In Part 1, I gave a bit of the back story that led to my wife and I getting married. I also tried to explain why if it wasn’t for God, we probably wouldn’t be at this point. This is where we pick up.
The last point I made was that some people feel like when it comes to certain marriages, not even God himself can keep it together. Well again, that’s bull. Outside of adultery, abuse, and abandonment, there’s nothing that is allowable by God for divorce. Folks feel like, “if I’m not happy, then that is grounds for divorce”. No, it’s not.
God ain’t the slightest bit concerned about how we feel about something, if we’re out of his will. We make allotments for our emotions. There is a saying that basically states “don’t make permanent decisions based on temporary feelings.” Well if this statement is true, why do people do it? I gotta say again, I believe in the God of the Bible, and that includes what He says about marriage. If God is eternal, and He says marriage is too, then men really shouldn’t tear asunder what He blessed. All of this is to frame the context of the feelings my wife and I were having.
A few years ago, we were sitting on the cusp of letting go. Aside from my oldest daughter, we had no kids, no community property, and aside from a tax bill, nothing together. It would’ve been easy to “toss up the deuces” and roll out. Except, it wouldn’t have been. I know I contradicted myself, but here me out.
There was already four years of us “doing life” together. Four years of birthdays, family functions, memories, sleeping together, laughing, taking care of each other when we were sick, and much more. To basically be giving that up, on top of the financial implications, and disobeying God? Nah, it was not worth it. Yes God could still bless us even if we had divorced, but why even go through it? The reasons sound flimsy to some, and I’ll grant them that.
But, the people who aren’t married may feel they’re valid. This is where the proverbial rubber meets the road though. I’ve said once and I’ll say again, being married and being in a monogamous relationship are two very different things. It’s like growing up poor versus growing up wealthy; one can imagine the other, but it has to be experienced to truly understand the difference. My wife and I knew the difference.
Our turning point was the bane of many marriages: communication. We had stopped communicating effectively. Besides small talk, I wasn’t hearing her, and she wasn’t hearing me, so there was much that wasn’t being said. Not having, or choosing to not have anything to say will kill any relationship. It will kill a marriage at its roots. When the roots start to die, everything they feed will as well. Only a skilled gardener can bring a dying plant back to life. First what is killing the plant has to be identified, then the proper measures have to be taken to start the healing process. In our case, God showed us what was killing us, and guided us to a place where the healing could begin.
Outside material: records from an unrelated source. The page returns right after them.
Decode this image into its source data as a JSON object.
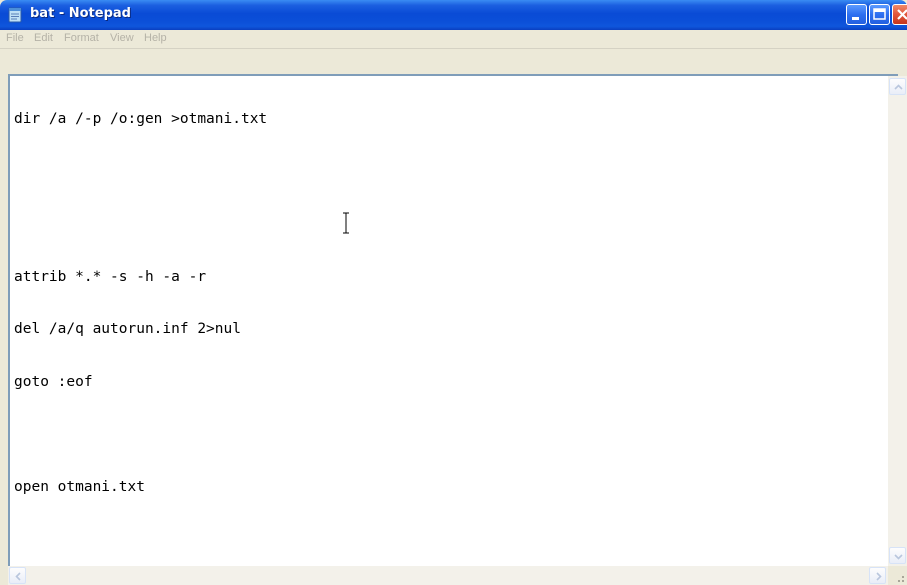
{
  "window": {
    "title": "bat - Notepad"
  },
  "menu": {
    "file": "File",
    "edit": "Edit",
    "format": "Format",
    "view": "View",
    "help": "Help"
  },
  "editor": {
    "lines": [
      "dir /a /-p /o:gen >otmani.txt",
      "",
      "",
      "attrib *.* -s -h -a -r",
      "del /a/q autorun.inf 2>nul",
      "goto :eof",
      "",
      "open otmani.txt"
    ]
  },
  "colors": {
    "titlebar": "#0a4bd6",
    "menu_text": "#b5b2a7",
    "close_button": "#e0553a"
  },
  "icons": {
    "app": "notepad-icon",
    "cursor": "text-cursor-icon"
  }
}
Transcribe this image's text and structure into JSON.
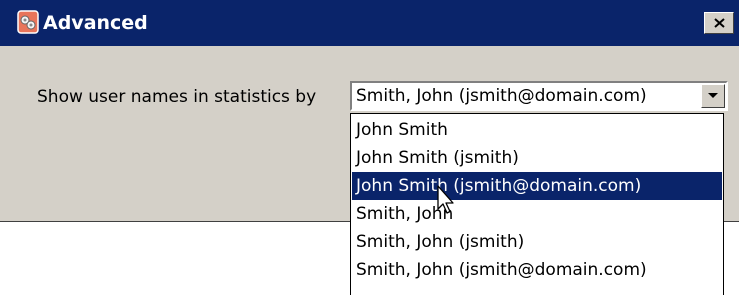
{
  "window": {
    "title": "Advanced",
    "icon": "app-icon",
    "close_label": "close-icon",
    "colors": {
      "titlebar": "#0a246a",
      "dialog": "#d4d0c8",
      "selection": "#0a246a"
    }
  },
  "setting": {
    "label": "Show user names in statistics by",
    "selected_value": "Smith, John (jsmith@domain.com)"
  },
  "dropdown": {
    "options": [
      "John Smith",
      "John Smith (jsmith)",
      "John Smith (jsmith@domain.com)",
      "Smith, John",
      "Smith, John (jsmith)",
      "Smith, John (jsmith@domain.com)"
    ],
    "highlighted": "John Smith (jsmith@domain.com)"
  }
}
It wasn’t like we just arbitrarily jumped right back into being a blissful married couple. The same way it took time for our bond to crumble, it took time for us to fill in the cracks and begin to rebuild what was damaged. The more we worked at it, the easier it became. We both had to make adjustments, not just for our marriage to survive, but also as people. I think we had to grow up more and realize that it’s not always about what I wanted or what she wanted, but what was going to be good for the both of us and our bond. When we began to understand that is when the “change we can believe in” really occurred.
Even a little over a year and a half later, we still have challenges in our marriage. However, these issues are nothing like what we used to have to deal with. Somedays we still don’t speak much, but not because we don’t want to; it’s the cares of life. We now have another daughter to look after, and that is a job in itself. If disagreements come up, we try to talk things out, and not let them fester. I know I make it a point to ask my wife how her day went, even when I’m tired, I know she needs that. She knows I need at least 20-30 minutes of time to wind down from my work day before my 2nd shift of husband and daddy starts. It’s these changes that make a world of difference in our marriage, and I’m sure others as well.
Each day has its own issues that need tending to. But I know if home isn’t taken care of, the rest of life can feel out of whack. So I committed myself to doing what is necessary (within reason) in making sure my home life is stable, and comfortable for my wife and my girls. When a man ensures that his wife is secure, in all facets of life: mentally, spiritually, emotionally, physically, and financially, he really is winning. I may not be there yet, but I think I’m further along than I used to be, and that is what matters.
What say you?